Monasterboice was also a place with a famous scriptorium, and having links with other monasteries may have ensured its survival for a while in this regard. It is thought that the Cotton Psalter may be a product of this site. With the production of quality goods came the accumulation of wealth and with this came the attention of rival families and those in league with the Norse raiders. One entry in the obits of 970AD records a particularly vicious raid on Monasterboice by those ‘raiding on behalf of the foreigners’ when three hundred people were murdered in one building in the space of a single day. In 1097 a fire broke out in the round tower, destroying many significant books and treasures. Within thirty years of this event, all references in the annals to this foundation cease. It may have been that the huge site of Mellifont Abbey nearby spelled the end for Monasterboice as a monastic settlement, or it may have been that the fire did significant damage to the scriptorium and library, or that all important relics were burned and destroyed so that pilgrims were drawn elsewhere. The most likely situation is that after the fire there was little money to make the necessary repairs to continue as the patronage they enjoyed would have very likely moved to Mellifont Abbey and added to this was the fact that the twelfth century was a period of massive reform in the Irish church. Under the new diocesan structures and the removal of petty bishoprics enforced by the 1111 Synod of Raith Bressail, Monasterboice developed into a parochial centre. The North Church was constructed in the thirteenth century and the South church was considerably refurbished in the fifteenth century. The South Church appears to have functioned up into the early seventeenth century, but by 1622 it was described as being in a ruinous state.
The holy well at Monasterboice was originally part of the foundation and known as Saint Buite’s well. Curiously, Isaac Butler describes the well as being south of the graveyard and he called it ‘Saint Kiarnan’s well’. It’s not clear why he gives it this attribution as the name is likely derived from Saint Kieran but that saint has no direct association with this site, but would have known about the site through his association with Clonmacnoise. Sadly the actual location of the well is no longer known as it was drained, filled in and covered in the 1960’s. It’s rather sad that this site has lost its well as it is a very beautiful site and its crosses are incredibly impressive.
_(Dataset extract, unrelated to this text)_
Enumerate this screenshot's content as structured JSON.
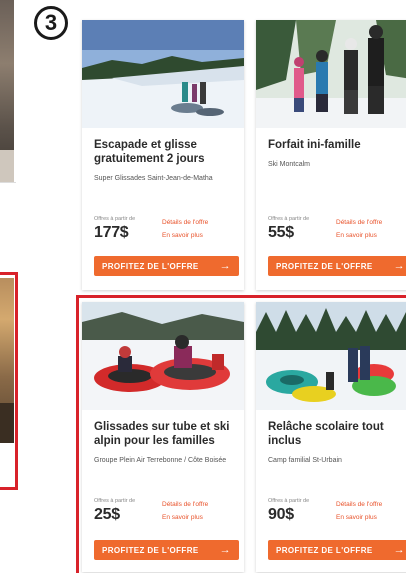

Nevertheless, it is still an important pilgrimage site and if you get a chance to pray amid the hustle and bustle of tourists, remember on this site that was once of huge scholarly importance all who are involved in the translation of the scriptures and in their production and all who - in the tradition of this place – through word and picture, spread the hope of the Gospel.
Detail of Muiredach's Cross
Direct and bless, O Lord, by the inward work of your Holy Spirit, our reading of the scriptures, to illumine and teach all students, expositors, and translators of the sacred text; and may your blessing be with all who print it, publish it, read it and carry it into the homes and hearts of people, that your word may have free course and Christ be made known in this and in all lands; through the same, Jesus Christ our Lord.
Detail of the Tall Cross
*The annals that are referenced in these blog posts as simply ‘annals’ are; the Annals of Ulster, the Annals of Tigernach, the Cronicum Scotorum, the Annals of the Four Masters and the Annals of Inisfallen.
**Generally speaking, monks and nuns were celibate and under vows, but clergy appear to have been free to marry until a relatively late period in the Irish church.
The two cats with the inscription on Muiredach's Cross